# [PROVIDED ENTRIES]
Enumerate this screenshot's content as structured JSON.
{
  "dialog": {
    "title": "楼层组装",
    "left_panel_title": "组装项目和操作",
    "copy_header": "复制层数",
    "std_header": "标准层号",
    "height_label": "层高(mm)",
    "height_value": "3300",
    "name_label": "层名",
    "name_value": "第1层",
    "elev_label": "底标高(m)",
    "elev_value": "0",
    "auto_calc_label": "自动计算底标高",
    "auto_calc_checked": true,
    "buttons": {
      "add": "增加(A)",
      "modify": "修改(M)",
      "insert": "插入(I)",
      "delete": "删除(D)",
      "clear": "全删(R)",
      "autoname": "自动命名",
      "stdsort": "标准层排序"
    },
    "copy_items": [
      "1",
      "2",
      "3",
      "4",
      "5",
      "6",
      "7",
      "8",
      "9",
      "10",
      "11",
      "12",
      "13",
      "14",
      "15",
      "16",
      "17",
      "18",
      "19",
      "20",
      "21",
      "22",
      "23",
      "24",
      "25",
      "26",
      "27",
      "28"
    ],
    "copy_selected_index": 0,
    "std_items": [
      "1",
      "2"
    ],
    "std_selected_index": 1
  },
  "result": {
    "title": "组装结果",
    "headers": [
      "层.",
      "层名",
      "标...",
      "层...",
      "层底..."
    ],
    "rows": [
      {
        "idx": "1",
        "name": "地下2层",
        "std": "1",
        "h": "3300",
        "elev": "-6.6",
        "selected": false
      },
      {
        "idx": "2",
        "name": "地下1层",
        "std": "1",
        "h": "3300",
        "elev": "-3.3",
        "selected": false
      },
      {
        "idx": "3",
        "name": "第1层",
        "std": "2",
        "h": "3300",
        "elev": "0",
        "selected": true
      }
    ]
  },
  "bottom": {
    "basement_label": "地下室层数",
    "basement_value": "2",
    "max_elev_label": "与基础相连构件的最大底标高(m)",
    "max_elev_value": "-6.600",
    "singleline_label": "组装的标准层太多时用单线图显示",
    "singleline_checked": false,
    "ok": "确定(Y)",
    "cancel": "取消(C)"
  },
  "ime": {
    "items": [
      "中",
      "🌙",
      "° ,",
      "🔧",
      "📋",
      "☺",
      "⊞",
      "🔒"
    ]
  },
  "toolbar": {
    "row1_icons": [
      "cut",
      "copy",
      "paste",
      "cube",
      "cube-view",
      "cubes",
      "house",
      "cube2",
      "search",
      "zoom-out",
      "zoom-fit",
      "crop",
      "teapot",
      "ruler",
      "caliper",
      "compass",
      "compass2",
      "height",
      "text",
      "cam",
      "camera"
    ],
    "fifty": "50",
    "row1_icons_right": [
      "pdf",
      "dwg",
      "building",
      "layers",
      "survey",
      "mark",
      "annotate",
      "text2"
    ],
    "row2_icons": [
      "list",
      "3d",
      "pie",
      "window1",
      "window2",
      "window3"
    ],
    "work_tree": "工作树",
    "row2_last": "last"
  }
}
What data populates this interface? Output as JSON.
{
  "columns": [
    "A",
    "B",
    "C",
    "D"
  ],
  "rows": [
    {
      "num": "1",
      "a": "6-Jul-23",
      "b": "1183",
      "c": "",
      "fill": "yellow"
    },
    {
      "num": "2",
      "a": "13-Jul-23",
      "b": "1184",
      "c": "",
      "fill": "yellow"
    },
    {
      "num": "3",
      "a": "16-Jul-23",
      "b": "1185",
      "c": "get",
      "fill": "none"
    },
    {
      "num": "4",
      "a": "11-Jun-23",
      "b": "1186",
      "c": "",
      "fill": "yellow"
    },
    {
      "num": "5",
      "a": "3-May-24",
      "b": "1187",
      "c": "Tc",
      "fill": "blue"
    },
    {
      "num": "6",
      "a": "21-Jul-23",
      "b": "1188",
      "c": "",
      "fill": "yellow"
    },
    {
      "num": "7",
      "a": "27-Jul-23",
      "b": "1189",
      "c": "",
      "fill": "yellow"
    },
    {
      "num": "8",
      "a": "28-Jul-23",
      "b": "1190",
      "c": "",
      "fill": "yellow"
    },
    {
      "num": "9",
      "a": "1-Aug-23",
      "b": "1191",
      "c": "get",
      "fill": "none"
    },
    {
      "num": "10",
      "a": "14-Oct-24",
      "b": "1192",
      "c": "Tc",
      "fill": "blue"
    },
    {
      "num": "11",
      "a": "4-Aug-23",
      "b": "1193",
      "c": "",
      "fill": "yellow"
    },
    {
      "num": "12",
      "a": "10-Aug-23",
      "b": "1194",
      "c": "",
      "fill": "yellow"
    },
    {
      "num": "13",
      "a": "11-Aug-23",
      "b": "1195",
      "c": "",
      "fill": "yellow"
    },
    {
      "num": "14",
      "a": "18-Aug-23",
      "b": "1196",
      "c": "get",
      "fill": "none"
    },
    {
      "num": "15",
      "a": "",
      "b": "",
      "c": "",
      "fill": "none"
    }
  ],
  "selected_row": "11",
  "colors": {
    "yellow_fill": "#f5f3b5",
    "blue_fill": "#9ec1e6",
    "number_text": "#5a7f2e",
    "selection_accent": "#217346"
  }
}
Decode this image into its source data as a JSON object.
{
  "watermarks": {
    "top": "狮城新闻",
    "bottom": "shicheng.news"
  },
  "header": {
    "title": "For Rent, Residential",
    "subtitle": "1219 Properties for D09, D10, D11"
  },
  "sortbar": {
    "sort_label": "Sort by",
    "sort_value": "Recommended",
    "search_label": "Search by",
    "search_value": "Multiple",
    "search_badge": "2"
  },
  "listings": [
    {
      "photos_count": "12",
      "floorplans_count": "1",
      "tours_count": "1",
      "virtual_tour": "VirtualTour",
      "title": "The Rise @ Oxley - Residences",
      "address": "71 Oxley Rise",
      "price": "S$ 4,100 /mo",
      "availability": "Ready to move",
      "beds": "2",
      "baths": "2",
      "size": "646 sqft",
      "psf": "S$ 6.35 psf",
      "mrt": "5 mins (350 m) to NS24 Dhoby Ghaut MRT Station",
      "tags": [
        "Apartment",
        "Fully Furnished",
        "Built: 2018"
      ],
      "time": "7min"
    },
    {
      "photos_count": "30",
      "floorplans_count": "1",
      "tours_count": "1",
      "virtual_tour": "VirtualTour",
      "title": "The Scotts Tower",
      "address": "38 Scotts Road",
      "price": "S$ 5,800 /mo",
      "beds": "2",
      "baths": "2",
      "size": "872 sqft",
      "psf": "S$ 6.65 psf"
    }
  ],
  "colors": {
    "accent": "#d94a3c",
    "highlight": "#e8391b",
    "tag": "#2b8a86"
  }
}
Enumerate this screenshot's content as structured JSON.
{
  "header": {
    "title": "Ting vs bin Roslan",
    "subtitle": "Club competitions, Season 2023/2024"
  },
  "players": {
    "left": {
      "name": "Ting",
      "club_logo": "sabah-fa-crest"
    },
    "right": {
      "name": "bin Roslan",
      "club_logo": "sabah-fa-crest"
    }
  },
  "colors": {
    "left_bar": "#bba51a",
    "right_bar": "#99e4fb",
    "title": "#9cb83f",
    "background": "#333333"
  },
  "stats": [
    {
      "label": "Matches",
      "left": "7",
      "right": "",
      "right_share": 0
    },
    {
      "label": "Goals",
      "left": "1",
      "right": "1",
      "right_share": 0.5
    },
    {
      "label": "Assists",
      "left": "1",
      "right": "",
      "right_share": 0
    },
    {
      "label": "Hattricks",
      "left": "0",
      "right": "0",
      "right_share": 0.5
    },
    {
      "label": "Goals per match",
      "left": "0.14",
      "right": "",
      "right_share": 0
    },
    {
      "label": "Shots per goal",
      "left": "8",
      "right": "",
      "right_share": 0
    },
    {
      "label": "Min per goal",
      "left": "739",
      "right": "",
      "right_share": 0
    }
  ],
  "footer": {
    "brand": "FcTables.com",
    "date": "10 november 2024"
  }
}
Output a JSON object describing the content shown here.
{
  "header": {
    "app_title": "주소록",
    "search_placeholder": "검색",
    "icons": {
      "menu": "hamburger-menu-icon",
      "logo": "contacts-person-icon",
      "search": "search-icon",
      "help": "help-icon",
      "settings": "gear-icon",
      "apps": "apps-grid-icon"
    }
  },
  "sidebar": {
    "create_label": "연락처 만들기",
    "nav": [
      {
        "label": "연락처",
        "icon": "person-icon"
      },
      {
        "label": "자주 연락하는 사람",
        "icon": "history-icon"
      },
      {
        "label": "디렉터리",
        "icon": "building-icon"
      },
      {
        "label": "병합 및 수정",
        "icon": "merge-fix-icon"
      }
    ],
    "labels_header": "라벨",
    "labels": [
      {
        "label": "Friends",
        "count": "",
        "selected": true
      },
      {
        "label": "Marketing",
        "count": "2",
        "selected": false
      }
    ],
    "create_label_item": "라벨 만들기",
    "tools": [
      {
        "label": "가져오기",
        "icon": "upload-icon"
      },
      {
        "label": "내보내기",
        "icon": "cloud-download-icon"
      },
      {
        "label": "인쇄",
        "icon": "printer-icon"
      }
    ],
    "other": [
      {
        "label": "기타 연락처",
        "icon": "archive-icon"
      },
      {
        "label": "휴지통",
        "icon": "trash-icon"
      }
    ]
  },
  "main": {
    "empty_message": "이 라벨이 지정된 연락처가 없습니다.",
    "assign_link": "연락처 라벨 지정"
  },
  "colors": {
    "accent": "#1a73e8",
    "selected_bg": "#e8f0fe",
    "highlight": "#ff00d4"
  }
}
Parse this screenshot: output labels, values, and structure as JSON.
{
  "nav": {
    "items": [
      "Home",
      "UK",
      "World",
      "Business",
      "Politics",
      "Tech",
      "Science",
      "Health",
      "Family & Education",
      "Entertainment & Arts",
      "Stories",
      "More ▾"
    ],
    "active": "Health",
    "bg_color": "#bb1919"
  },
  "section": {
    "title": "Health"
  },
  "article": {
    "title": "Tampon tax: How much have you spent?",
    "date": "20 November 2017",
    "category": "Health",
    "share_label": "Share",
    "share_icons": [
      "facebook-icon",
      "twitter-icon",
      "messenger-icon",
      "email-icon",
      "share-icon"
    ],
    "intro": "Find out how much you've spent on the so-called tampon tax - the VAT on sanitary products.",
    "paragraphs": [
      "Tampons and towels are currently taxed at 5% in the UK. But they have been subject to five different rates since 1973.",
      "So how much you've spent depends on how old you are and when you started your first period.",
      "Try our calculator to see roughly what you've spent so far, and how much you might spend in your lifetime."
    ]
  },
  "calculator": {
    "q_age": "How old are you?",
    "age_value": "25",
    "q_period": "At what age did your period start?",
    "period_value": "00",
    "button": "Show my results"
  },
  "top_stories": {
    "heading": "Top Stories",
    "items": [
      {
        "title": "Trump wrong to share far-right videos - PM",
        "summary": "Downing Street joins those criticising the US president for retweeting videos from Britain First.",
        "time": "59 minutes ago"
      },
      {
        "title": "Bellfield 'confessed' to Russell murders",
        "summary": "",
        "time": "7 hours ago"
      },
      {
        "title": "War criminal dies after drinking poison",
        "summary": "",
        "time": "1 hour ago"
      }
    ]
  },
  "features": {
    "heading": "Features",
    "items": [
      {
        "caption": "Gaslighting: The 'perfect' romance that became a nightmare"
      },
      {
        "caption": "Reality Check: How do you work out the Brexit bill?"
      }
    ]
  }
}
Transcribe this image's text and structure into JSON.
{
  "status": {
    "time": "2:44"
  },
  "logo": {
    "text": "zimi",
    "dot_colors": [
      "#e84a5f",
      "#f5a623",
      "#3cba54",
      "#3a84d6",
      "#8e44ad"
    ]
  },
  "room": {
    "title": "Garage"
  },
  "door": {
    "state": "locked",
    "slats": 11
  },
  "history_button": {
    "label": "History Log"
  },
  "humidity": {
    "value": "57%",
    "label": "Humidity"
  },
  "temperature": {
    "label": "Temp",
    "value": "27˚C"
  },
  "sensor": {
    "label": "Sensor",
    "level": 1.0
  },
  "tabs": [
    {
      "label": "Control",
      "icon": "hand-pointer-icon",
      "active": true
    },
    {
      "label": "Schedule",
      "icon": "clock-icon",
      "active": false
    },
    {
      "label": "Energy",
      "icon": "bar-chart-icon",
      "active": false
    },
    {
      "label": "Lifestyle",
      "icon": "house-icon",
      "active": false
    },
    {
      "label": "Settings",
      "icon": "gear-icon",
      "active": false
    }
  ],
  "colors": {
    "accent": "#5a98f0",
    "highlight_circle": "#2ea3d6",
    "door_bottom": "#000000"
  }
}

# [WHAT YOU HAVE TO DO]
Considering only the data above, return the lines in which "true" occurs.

# [ANSWER TO THE PROBLEM]
    "auto_calc_checked": true,
        "selected": true
        "selected": true
      "active": true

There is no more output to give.